PAULO SERGIO sees his long-term future at Hearts, but the Jambos boss will ask the club’s hierarchy for clarification on the direction they wish to take the club before he commits himself beyond the end of the current season.
The Portuguese coach was tasked with winning titles at Tynecastle when he arrived as the successor to Jim Jefferies in August last year, but now feels majority shareholder Vladimir Romanov and the club’s board must make clear his job remit since plans were put in place to scale back spending on playing staff.
Sergio said: “Right now, I don’t know what the project will be [for next season]. I am very happy working in this big club. We are living with a lot of problems this season but I am working in a very good club and am proud to be at Hearts.
“I’m a fighter, like I’ve said before, and life is not just good things. Sometimes you have to put your neck on the line and do a hard job. It’s an honest job. It’s good to win titles and play in the Champions League, but there are other types of jobs for a manager, like those that are honest, that are serious. If you feel right – the way I feel in this city, this country and at this club – why can I not stay here until next season. But, that depends what we’re going to talk about with the board and everyone.”

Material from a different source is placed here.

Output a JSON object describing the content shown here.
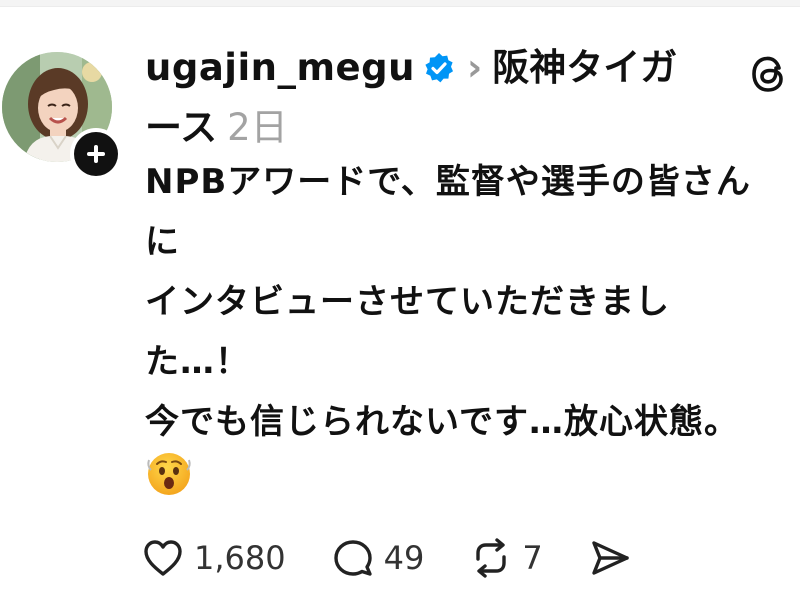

Asked when he would like to enter into discussions about the plans that the Hearts board has for the future, Sergio said: “As soon as possible. I don’t want to wait until the end of the season because we should start thinking about the future right now.
“Everybody wants big things for their careers – I’m no different. When I came here, I was thinking about [challenging for titles]. Everybody knows the situation has changed, but it’s an honest job. It’s young boys trying to build something. I’d like to do it, with a solid project and a solid idea, with clarified targets and objectives, not having the feeling that you are here to win games and take your money at the end of the month.
“I need to feel like I’m part of a big thing – it doesn’t matter what that is, whether it’s to win a title, win a cup, or to put some young guys out playing good football and proving we can do it without money. It’s a challenge. But, we need to sit down at the table and make these things very clear.”
Meanwhile, Sergio admitted that, given the choice, he would have held on to recently-departed striker John Sutton, who has joined Central Coast Mariners, the runaway leaders of Australia’s A-League.
“We don’t have another striker with his characteristics – a big guy to put up front at certain times in a game,” said Sergio. “But, it was the club’s decision and John’s decision to move, with the point of view that we save one of the big wages we have here. I have to understand that. The style and the way I want my teams to play, that doesn’t benefit John’s style – that’s true. But, there are moments in the game that we need a player with his characteristics and now we don’t have it.
With transfer restrictions not in effect in countries outside Europe, Sergio admitted it was “possible” that more players could leave. In the meantime, his focus is on progressing to the quarter final stage of the William Hill Scottish Cup by beating St Johnstone at Tynecastle tomorrow.
“It’s a tough game against a good team who are having a good season,” said Sergio. “We respect them a lot. We don’t forget that they have beaten us twice. We know we have to work a lot to win the game and go through in the cup.”
Goalkeeper Marian Kello is doubtful with a back problem, but Sergio was hopeful that the Slovakian would complete a training session earlier today.